BY JEFF FALK
QUENTIN – (Editor’s note: What follows is the eighth installment of a ten-part series dedicated to identifying Lebanon County’s top ten golf holes, which last aired on Lebanon Sports Buzz in the summer of 2016. Based on an informal survey of the locale’s top amateur players, the countdown strives to feature the ten truest tests of golf, rather than naming the most popular or most difficult holes.)
Some golf holes require one or two shots to yield a good score. Number 12 at Fairview Golf Course, a 372-yard, par-four, dogleg left, requires three – or four or five.
From an elevated box, players are asked to hit a precise tee shoot a couple of hundred yards into a narrow opening. On their approach, those same trees provide coverage for the putting surface. And once they get there, golfers are faced with a slim, challenging green.
Players with the intention of scoring well better be prepared to execute every facet of their games. That ‘no rest for the weary’ approach is what makes Number 12 one of the finest golf holes in Lebanon County.
“It’s a great placement-shot golf hole,” said Matt Cecil, Fairview’s head golf professional. “It doesn’t require length. It requires precision and accuracy. It’s a hard dog-leg to the left, and it requires a well-placed tee shot. If you hit it too long, through the dog leg, you’re blocked by trees again.
“On the approach, you have a mid- to low-iron into a narrow green that is two-tiered,” Cecil continued. “And it’s a difficult putting hole. It has all the tests. It’s not a bomber’s hole. It’s a true test for all golfers. It’s an even playing field for all players standing on the tee box.”
There was a time when those bombers could take out a driver on the tee and hit their first shot high above the trees guarding the hole, hoping to land their initial shot somewhere around the green – thus cutting off the corner and taking the dog-leg out of play. But with the maturation of those trees, more and more that is a riskier proposition.
“You can do that if the tee box is in the right place,” said Cecil. “You can hit driver over the trees. But you could hit a bucket of range balls from there, and one would end up in play. In driving, that would be a ten out of ten on the difficulty scale.
“I’m not surprised it was chosen,” Cecil added. “Hole Number 12 is the most difficult or most challenging hole at Fairview. If players can get through 12, there’s smooth sailing the rest of the way.”
By taking the conventional route, golfers have a 40-yard window in which to land their drives. Too short, and their shots to the green are blocked by trees. Too long, and their second shots are blocked by trees. A well-placed drive typically leaves 140 to 150 yards to the middle of the green.

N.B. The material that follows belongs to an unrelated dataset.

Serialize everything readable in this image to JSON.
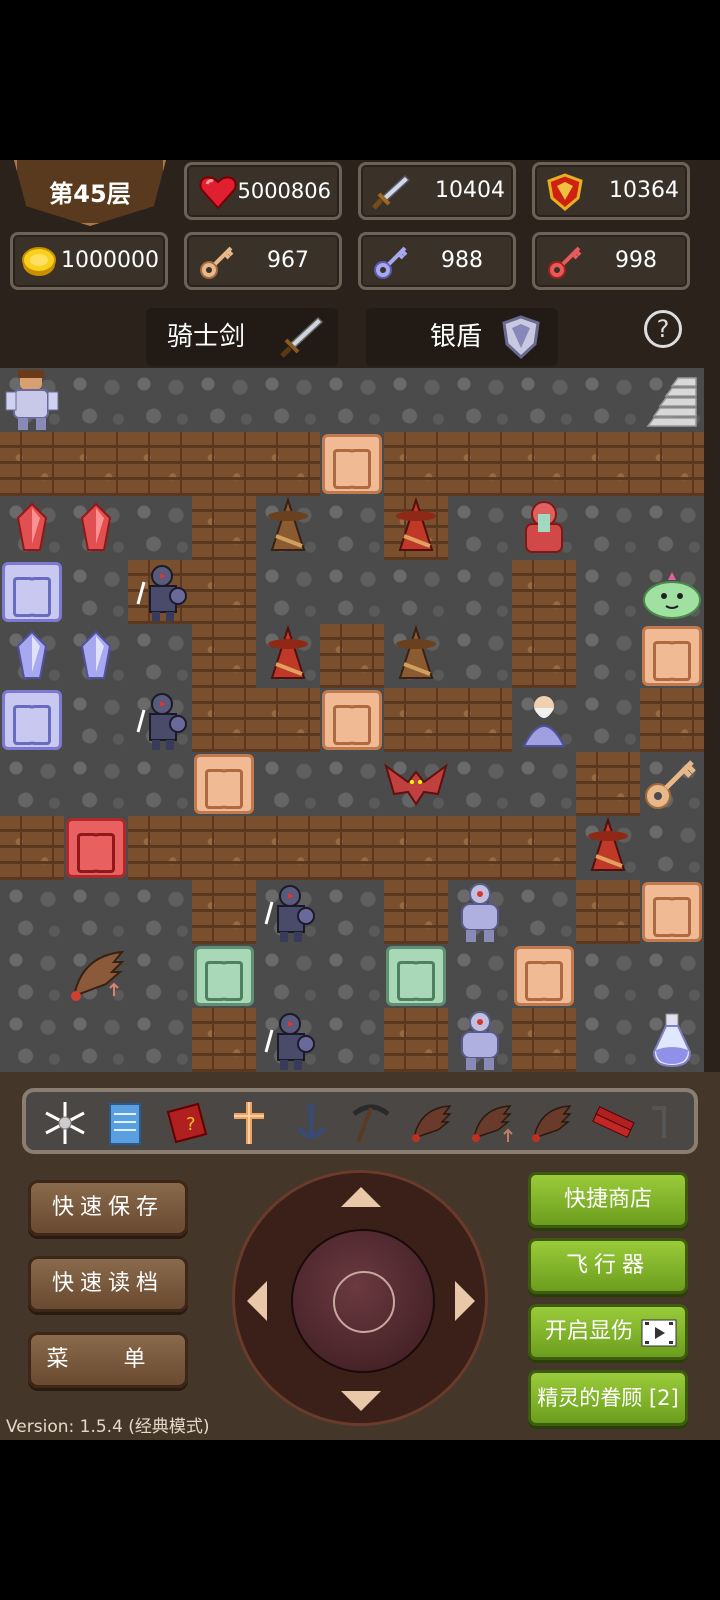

“You have probably 40 yards from the left rough to the right rough,” said Cecil, an assistant coach for the Lebanon Valley College golf team. “You could probably hit your tee shot further to the right, but the further you go, the further your approach shot is going to be. Players are usually hitting anywhere from a five-iron to a five-wood (off the tee) to put it in that position.
“I think it’s one of the more difficult greens we have out here,” Cecil added. “It’s a narrow green, and it’s two-tiered.”
But on Number 12, if players think getting on the green is the entire battle, they should think again. A sharp and well-trained putting eye is now required.
“It depends on where the pin is,” said Cecil. “If the pin is in the front, you can birdie that hole. When the pin goes to the back of the hole, you’re hoping for par.
“A very good golf hole is a high risk/high reward hole where there’s a safe play,” continued Cecil. “But if you’re going to take a risk, you’re going to get a lot out of it. But also, when you get to the green, there’s going to be a putting test. To me, that’s the making of a good golf hole, something that will make you think on the tee box.”
Built in 1955, Fairview Golf Course has been owned by Jim Jones’ family since 1961. For many years it has been the home of the Cedar Crest high school golf team and has proven to be the training grounds for many accomplished former Falcons, including Cecil.
“I think Fairview has the reputation of being a very fair golf course that is always well maintained,” said Cecil. “It gives a fair test to all golfing abilities. It’s not overly long, but it requires you hit the right shot to score well.”